According to Noah Dietrich, there now occurred the first of several incidents that would poison the minds of key Army Air Corps officers against Hughes for years to come. He over flew Wright Field, gassed up in Chicago, and continued on to California. Echols, who later became Chief of Air Corps procurement, never forgot the snub. He vowed that Howard Hughes would never get a "dime's worth of business" from him. Hughes told Dietrich that he just forgot to stop in Dayton. Dietrich thought the snub was intentional, that Howard simply "didn't want those generals snooping around his airplane and stealing his ideas."
Such an incident did occur, according to the testimony given in the 1947 Senate hearings, but not in the way Dietrich recalls in his book. According to information in Hughes's logbooks Hughes did not fly the racer home. The plane sat in Newark until Allen Russel, corporate pilot for William Randolph Hearst, flew it back to Burbank.
Fellow modeler, Joe Cangero, sends us these photos of his H1 printed in silver. BOTH pages of the Super sized H-1 should be printed on silver paper to get the wing fillets and landing gear silvered.
|This is the famous photo of Howie standing by his H-1 Racer.|

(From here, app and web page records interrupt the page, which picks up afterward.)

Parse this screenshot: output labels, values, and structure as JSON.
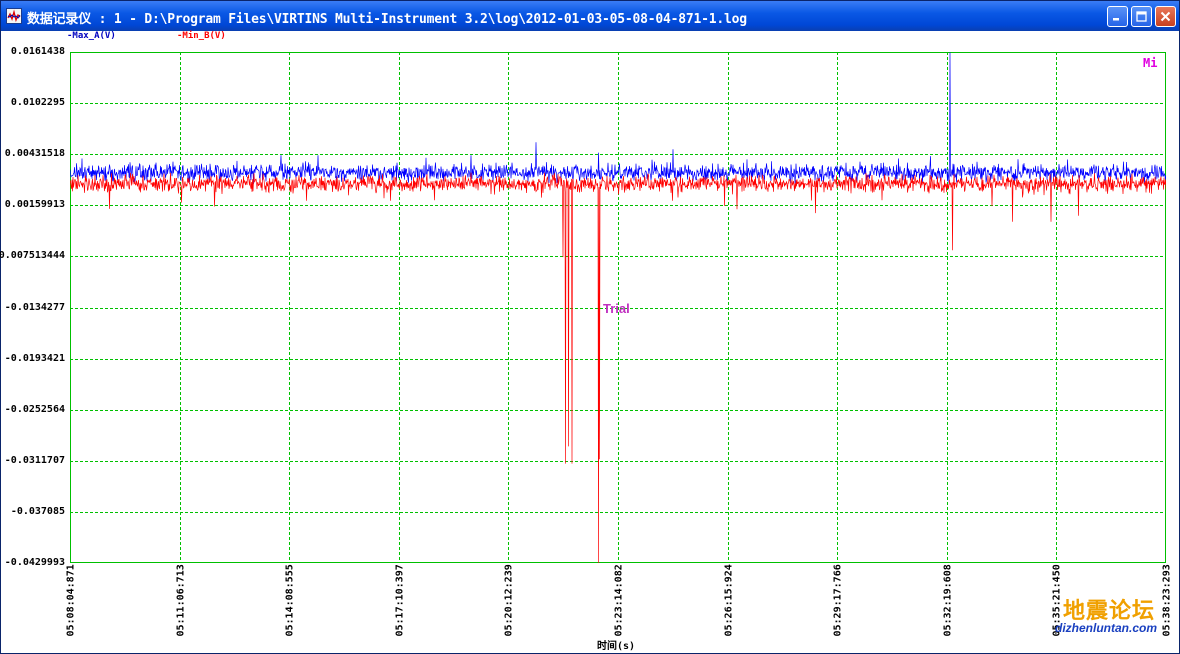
{
  "window": {
    "title": "数据记录仪 : 1 - D:\\Program Files\\VIRTINS Multi-Instrument 3.2\\log\\2012-01-03-05-08-04-871-1.log",
    "minimize_icon": "minimize-icon",
    "maximize_icon": "maximize-icon",
    "close_icon": "close-icon",
    "titlebar_color": "#0a58e5"
  },
  "legend": {
    "series_a": "-Max_A(V)",
    "series_b": "-Min_B(V)"
  },
  "overlay": {
    "trial": "Trial",
    "mi": "Mi"
  },
  "watermark": {
    "text_cn": "地震论坛",
    "url": "dizhenluntan.com"
  },
  "chart_data": {
    "type": "line",
    "xlabel": "时间(s)",
    "ylabel": "",
    "ylim": [
      -0.0429993,
      0.0161438
    ],
    "y_ticks": [
      "0.0161438",
      "0.0102295",
      "0.00431518",
      "0.00159913",
      "0.007513444",
      "-0.0134277",
      "-0.0193421",
      "-0.0252564",
      "-0.0311707",
      "-0.037085",
      "-0.0429993"
    ],
    "x_ticks": [
      "05:08:04:871",
      "05:11:06:713",
      "05:14:08:555",
      "05:17:10:397",
      "05:20:12:239",
      "05:23:14:082",
      "05:26:15:924",
      "05:29:17:766",
      "05:32:19:608",
      "05:35:21:450",
      "05:38:23:293"
    ],
    "grid": true,
    "series": [
      {
        "name": "Max_A(V)",
        "color": "#0000ff",
        "baseline": 0.0022,
        "noise": 0.0006,
        "spikes": [
          {
            "x": 0.425,
            "y": 0.0057
          },
          {
            "x": 0.482,
            "y": 0.0045
          },
          {
            "x": 0.803,
            "y": 0.0161
          },
          {
            "x": 0.785,
            "y": 0.0041
          },
          {
            "x": 0.12,
            "y": 0.0032
          },
          {
            "x": 0.325,
            "y": 0.0039
          },
          {
            "x": 0.64,
            "y": 0.0035
          },
          {
            "x": 0.91,
            "y": 0.0037
          },
          {
            "x": 0.99,
            "y": 0.0031
          }
        ]
      },
      {
        "name": "Min_B(V)",
        "color": "#ff0000",
        "baseline": 0.0009,
        "noise": 0.0006,
        "spikes": [
          {
            "x": 0.45,
            "y": -0.0076
          },
          {
            "x": 0.452,
            "y": -0.0315
          },
          {
            "x": 0.455,
            "y": -0.0295
          },
          {
            "x": 0.458,
            "y": -0.0315
          },
          {
            "x": 0.482,
            "y": -0.0429993
          },
          {
            "x": 0.483,
            "y": -0.031
          },
          {
            "x": 0.805,
            "y": -0.0068
          },
          {
            "x": 0.86,
            "y": -0.0035
          },
          {
            "x": 0.895,
            "y": -0.0035
          },
          {
            "x": 0.68,
            "y": -0.0025
          },
          {
            "x": 0.92,
            "y": -0.0028
          }
        ]
      }
    ],
    "axis_color": "#00c000",
    "grid_color": "#00c000"
  }
}
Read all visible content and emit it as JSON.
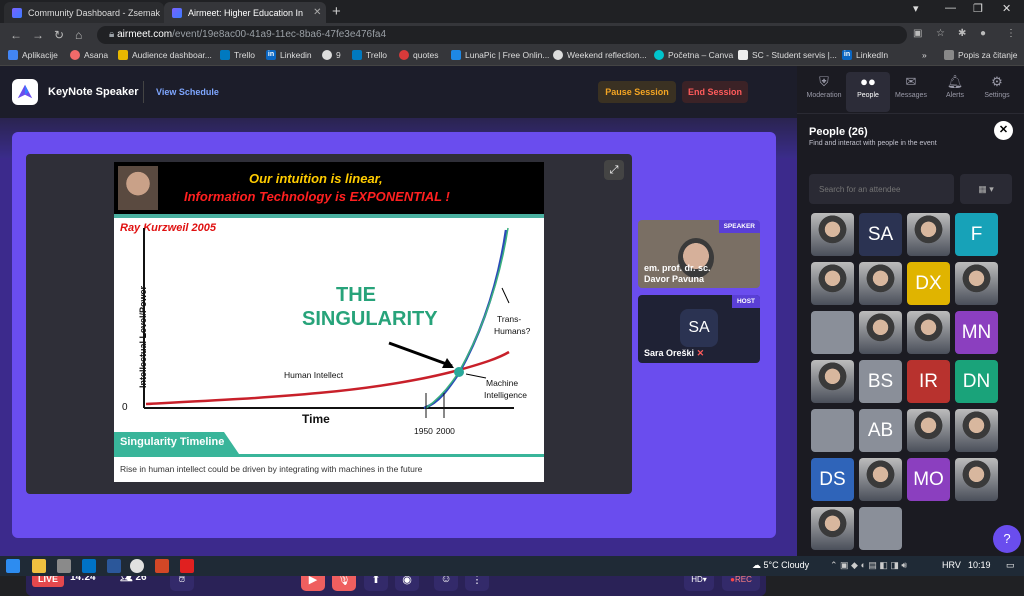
{
  "browser": {
    "tabs": [
      {
        "label": "Community Dashboard - Zsemak"
      },
      {
        "label": "Airmeet: Higher Education In"
      }
    ],
    "url_host": "airmeet.com",
    "url_path": "/event/19e8ac00-41a9-11ec-8ba6-47fe3e476fa4",
    "bookmarks": [
      "Aplikacije",
      "Asana",
      "Audience dashboar...",
      "Trello",
      "Linkedin",
      "9",
      "Trello",
      "quotes",
      "LunaPic | Free Onlin...",
      "Weekend reflection...",
      "Početna – Canva",
      "SC - Student servis |...",
      "LinkedIn"
    ],
    "reading_list": "Popis za čitanje"
  },
  "app": {
    "name": "KeyNote Speaker",
    "view_schedule": "View Schedule",
    "pause": "Pause Session",
    "end": "End Session"
  },
  "slide": {
    "line1": "Our intuition is linear,",
    "line2": "Information Technology is EXPONENTIAL !",
    "author": "Ray  Kurzweil 2005",
    "singularity1": "THE",
    "singularity2": "SINGULARITY",
    "ylabel": "Intellectual Level/Power",
    "xlabel": "Time",
    "human": "Human Intellect",
    "machine": "Machine\nIntelligence",
    "machine1": "Machine",
    "machine2": "Intelligence",
    "trans1": "Trans-",
    "trans2": "Humans?",
    "zero": "0",
    "y1950": "1950",
    "y2000": "2000",
    "timeline": "Singularity Timeline",
    "caption": "Rise in human intellect could be driven by integrating with machines in the future"
  },
  "tiles": [
    {
      "badge": "SPEAKER",
      "name": "em. prof. dr. sc. Davor Pavuna",
      "name1": "em. prof. dr. sc.",
      "name2": "Davor Pavuna"
    },
    {
      "badge": "HOST",
      "name": "Sara Oreški",
      "initials": "SA"
    }
  ],
  "controls": {
    "live": "LIVE",
    "time": "14:24",
    "count": "26",
    "hd": "HD",
    "rec": "REC"
  },
  "sidebar": {
    "tabs": [
      "Moderation",
      "People",
      "Messages",
      "Alerts",
      "Settings"
    ],
    "title": "People (26)",
    "subtitle": "Find and interact with people in the event",
    "search_placeholder": "Search for an attendee",
    "avatars": [
      "",
      "SA",
      "",
      "F",
      "",
      "",
      "DX",
      "",
      "",
      "",
      "",
      "MN",
      "",
      "BS",
      "IR",
      "DN",
      "",
      "AB",
      "",
      "",
      "DS",
      "",
      "MO",
      "",
      "",
      ""
    ]
  },
  "taskbar": {
    "weather": "5°C  Cloudy",
    "lang": "HRV",
    "time": "10:19"
  },
  "colors": {
    "accent": "#6a4dee",
    "live": "#e5484d",
    "pause": "#f5a623",
    "end": "#ff5b5b"
  }
}
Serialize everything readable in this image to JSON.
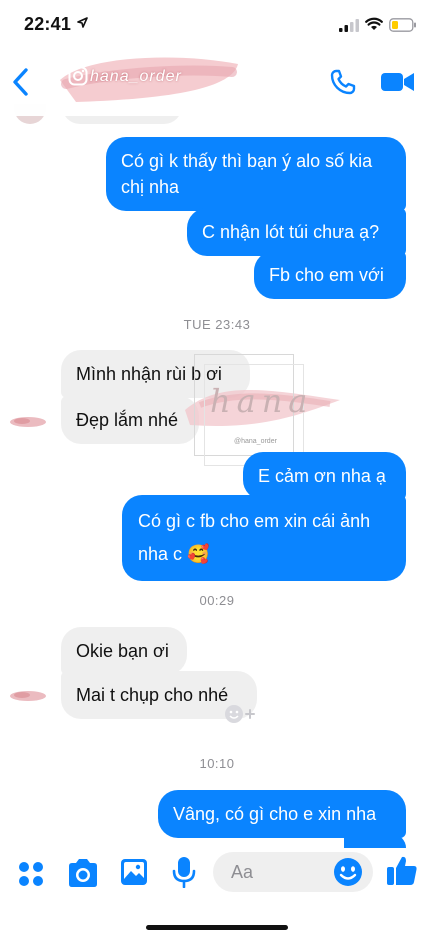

Cockpit of the Hughes H-1.
Length: 27 ft
Howard Hughes Crashes his Hughes H-1 Racer.